For decades, a loophole in the pot laws in New York has been landing African-American residents in jail at a frightening rate.
While the state technically decriminalized marijuana possession in 1977, a loophole in the law created a separation between “private” possession and “public” possession.
According to the state’s current law, private possession of marijuana is punishable by nothing more than a simple citation and a fee, but public possession of the drug is still considered a criminal misdemeanor.
The loophole also meant that whenever marijuana was taken out of the suspect’s pocket, it was considered in “public” view.
State Sen. Daniel Squadron claimed that he has seen the effects of the racial bias that exists thanks to the pot law loophole.
He said there were only 12 marijuana arrests in his predominantly white neighborhood over three months, while a nearby predominantly Black neighborhood saw more than 430 arrests for marijuana possession during the same timeframe.
“This is a basic issue of fairness – you shouldn’t be able to predict who will be charged with a crime based on race and ethnicity,” Squadron told reporters outside City Hall in Manhattan on Wednesday. “Today, marijuana possession almost never means a criminal record for white New Yorkers, but could easily mean a criminal record for many Black and Latino New Yorkers, who are actually less likely to possess marijuana.”
The new proposed bill, the Fairness and Equity Act, would close the loophole and make public possession only punishable by a noncriminal violation.
“There are still penalties,” said Assemblyman Karim Camara. “We are not legalizing it. We are just saying it should not be a misdemeanor.”

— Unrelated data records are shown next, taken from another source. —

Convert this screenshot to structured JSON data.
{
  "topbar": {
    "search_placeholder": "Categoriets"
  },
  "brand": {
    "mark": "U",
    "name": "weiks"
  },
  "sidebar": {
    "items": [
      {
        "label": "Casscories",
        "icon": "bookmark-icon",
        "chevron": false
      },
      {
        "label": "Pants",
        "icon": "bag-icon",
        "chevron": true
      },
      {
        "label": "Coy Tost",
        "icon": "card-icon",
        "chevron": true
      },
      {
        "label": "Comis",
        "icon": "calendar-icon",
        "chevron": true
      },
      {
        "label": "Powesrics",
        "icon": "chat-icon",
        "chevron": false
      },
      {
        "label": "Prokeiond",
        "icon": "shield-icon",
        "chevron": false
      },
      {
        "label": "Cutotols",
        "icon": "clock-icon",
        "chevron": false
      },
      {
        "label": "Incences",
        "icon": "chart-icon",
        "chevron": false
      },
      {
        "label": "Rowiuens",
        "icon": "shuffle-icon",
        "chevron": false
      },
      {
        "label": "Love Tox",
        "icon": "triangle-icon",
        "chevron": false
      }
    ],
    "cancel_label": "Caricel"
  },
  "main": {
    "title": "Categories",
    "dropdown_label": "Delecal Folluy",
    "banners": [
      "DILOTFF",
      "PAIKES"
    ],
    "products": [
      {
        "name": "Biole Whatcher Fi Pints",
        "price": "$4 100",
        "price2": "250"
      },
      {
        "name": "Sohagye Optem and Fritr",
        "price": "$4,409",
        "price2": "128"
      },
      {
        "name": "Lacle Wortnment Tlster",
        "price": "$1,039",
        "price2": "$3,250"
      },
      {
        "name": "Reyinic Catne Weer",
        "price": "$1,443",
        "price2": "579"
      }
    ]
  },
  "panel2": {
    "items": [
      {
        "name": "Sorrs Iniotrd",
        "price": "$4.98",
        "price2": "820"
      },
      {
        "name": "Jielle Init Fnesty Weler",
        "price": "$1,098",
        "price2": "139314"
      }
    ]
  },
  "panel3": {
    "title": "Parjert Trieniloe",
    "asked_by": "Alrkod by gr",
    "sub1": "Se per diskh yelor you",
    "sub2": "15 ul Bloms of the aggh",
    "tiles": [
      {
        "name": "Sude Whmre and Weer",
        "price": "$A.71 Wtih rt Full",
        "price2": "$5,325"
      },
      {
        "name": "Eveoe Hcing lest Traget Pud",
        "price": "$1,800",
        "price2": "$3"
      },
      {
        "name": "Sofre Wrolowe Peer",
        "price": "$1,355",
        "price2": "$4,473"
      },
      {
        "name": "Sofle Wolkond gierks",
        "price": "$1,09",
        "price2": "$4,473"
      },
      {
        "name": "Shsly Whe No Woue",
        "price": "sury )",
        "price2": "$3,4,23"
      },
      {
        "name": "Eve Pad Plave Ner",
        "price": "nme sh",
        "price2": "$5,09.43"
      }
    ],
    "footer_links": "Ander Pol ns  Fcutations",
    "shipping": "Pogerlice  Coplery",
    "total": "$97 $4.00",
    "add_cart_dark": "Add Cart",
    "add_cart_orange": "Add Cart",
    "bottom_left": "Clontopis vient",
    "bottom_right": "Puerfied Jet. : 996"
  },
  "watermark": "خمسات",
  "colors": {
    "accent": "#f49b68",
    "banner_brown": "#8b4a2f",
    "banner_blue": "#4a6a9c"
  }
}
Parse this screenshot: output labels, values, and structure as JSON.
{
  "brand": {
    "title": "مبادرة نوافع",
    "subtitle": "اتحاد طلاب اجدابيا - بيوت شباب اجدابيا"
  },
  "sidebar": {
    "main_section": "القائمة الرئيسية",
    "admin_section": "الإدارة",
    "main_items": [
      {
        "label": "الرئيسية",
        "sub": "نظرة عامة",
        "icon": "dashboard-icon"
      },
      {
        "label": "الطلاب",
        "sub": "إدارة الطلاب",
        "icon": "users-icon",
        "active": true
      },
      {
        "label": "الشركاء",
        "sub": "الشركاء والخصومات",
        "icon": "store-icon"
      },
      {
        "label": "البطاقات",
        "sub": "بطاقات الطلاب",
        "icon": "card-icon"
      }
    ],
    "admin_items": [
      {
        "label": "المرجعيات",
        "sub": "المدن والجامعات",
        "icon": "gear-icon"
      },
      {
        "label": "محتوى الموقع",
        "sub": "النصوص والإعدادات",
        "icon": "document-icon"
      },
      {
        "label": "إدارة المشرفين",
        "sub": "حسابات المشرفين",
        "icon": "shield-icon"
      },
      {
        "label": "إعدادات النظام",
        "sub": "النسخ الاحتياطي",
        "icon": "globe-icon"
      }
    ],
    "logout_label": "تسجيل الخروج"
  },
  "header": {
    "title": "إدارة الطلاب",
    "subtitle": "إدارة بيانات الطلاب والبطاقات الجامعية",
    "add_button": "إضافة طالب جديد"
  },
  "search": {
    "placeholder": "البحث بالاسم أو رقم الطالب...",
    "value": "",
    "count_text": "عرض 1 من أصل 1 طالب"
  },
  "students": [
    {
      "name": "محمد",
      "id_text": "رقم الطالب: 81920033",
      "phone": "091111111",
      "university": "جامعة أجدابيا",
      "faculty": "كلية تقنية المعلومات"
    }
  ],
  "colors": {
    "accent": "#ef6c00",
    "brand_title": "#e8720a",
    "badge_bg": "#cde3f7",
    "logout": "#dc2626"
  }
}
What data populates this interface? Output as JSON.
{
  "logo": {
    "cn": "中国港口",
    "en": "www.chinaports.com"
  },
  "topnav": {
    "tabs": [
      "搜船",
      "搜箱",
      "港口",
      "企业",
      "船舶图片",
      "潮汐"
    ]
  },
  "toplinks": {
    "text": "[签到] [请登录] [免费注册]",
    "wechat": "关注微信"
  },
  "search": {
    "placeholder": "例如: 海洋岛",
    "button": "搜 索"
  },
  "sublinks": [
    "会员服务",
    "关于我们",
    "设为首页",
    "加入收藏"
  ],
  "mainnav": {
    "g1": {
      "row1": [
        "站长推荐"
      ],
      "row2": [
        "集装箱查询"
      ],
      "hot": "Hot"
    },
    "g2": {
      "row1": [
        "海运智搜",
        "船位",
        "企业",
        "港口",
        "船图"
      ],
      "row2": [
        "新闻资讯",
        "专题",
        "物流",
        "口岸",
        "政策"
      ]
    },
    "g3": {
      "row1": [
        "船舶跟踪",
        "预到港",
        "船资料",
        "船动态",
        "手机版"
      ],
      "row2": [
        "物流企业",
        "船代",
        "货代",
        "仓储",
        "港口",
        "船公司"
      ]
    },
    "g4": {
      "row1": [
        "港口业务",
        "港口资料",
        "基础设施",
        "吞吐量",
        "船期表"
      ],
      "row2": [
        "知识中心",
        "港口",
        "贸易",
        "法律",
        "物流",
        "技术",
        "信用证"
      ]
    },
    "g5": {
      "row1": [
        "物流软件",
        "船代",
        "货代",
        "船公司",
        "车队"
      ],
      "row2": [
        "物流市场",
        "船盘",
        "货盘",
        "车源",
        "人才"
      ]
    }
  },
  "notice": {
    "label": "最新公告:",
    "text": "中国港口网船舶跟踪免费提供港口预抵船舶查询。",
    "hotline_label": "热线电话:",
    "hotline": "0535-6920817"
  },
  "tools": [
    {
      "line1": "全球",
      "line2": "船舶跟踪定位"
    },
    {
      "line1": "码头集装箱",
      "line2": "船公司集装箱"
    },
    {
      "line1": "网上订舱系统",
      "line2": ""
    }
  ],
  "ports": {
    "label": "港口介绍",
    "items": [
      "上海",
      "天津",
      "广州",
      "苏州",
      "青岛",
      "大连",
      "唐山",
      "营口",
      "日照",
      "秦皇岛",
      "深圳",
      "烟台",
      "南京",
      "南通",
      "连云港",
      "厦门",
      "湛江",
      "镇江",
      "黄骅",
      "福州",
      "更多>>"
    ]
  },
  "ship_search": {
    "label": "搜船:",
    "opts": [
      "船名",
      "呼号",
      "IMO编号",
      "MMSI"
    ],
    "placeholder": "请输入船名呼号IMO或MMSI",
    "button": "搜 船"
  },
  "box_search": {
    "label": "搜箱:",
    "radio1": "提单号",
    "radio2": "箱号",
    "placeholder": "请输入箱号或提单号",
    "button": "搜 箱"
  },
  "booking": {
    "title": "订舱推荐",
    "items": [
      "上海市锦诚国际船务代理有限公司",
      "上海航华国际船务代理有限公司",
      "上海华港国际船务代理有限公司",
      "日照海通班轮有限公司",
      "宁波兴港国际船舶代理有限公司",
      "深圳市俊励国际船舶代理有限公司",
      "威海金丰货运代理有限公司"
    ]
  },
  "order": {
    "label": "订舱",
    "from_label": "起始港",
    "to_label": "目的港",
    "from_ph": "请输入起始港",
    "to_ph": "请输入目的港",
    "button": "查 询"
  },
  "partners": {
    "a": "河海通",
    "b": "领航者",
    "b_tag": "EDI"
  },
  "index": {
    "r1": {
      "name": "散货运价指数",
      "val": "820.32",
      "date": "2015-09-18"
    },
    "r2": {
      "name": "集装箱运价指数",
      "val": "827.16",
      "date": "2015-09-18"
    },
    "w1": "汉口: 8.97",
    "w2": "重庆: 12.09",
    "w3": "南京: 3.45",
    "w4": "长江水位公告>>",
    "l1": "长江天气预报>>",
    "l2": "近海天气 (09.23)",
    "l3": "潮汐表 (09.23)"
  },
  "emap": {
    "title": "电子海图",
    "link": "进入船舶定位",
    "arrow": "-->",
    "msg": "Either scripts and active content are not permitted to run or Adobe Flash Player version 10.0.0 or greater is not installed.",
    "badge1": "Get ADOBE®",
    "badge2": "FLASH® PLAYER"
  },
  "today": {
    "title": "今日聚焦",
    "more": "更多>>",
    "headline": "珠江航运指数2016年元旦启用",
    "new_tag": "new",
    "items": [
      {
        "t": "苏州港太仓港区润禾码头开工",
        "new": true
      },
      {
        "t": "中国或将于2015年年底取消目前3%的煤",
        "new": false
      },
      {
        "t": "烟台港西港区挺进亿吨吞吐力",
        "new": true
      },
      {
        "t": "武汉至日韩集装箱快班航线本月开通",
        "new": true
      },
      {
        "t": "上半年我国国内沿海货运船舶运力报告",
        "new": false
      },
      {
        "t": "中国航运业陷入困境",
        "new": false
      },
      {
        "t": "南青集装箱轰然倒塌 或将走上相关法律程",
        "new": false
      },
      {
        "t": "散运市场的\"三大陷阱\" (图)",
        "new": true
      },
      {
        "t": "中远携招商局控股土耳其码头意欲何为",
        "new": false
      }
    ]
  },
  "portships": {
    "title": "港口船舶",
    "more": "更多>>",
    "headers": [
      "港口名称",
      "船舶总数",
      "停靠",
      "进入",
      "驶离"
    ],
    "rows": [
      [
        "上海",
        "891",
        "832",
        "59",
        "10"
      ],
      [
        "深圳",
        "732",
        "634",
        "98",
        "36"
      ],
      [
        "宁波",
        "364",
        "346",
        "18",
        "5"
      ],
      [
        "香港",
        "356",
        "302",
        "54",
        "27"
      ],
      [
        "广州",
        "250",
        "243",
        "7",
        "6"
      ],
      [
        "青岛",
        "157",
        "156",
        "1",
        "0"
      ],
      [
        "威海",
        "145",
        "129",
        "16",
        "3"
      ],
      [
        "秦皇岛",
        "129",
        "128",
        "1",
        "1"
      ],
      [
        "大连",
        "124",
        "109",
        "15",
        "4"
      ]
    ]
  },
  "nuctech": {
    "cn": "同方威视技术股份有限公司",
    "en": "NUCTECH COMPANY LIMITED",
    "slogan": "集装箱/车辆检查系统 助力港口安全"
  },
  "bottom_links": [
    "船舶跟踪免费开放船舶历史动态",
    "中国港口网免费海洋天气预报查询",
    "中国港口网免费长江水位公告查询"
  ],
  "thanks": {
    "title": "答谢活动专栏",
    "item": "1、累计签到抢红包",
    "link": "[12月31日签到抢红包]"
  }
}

This would be one step closer to solving a long-standing problem in New York.
In May, New York City Mayor Bill de Blasio criticized authorities for what he considered “unproductive” arrests resulting from marijuana possession violations.
He said the arrests were taking police focus away from more serious crimes in the area.
At the time, Gabriel Sayegh of the Drug Policy Alliance also acknowledged apparent racial profiling in the arrests.
“We’ve talked to a lot of white marijuana consumers in the city who speak very openly about their marijuana use and that they use it publicly,” he said. “The difference here is that the police are not looking for white marijuana consumers.”
By closing the loophole in the state’s current marijuana laws, however, authorities hope to put an end to the racial profiling.
The bill will also allow some people who have already been arrested for marijuana possession to have their records cleared.
Additionally, the bill would also redefine what is considered to be a “sale” of marijuana.
While the current state laws consider any sharing of marijuana with another person as a sale, the bill would redefine this to only include when the drug is exchanged for money.
Squadron told the Huffington Post that he is hopeful that the state legislators will support the bill.
“When bills like this come to vote, it’s much harder for people to stand against fairness and equity than it is when it gets killed in a back room.”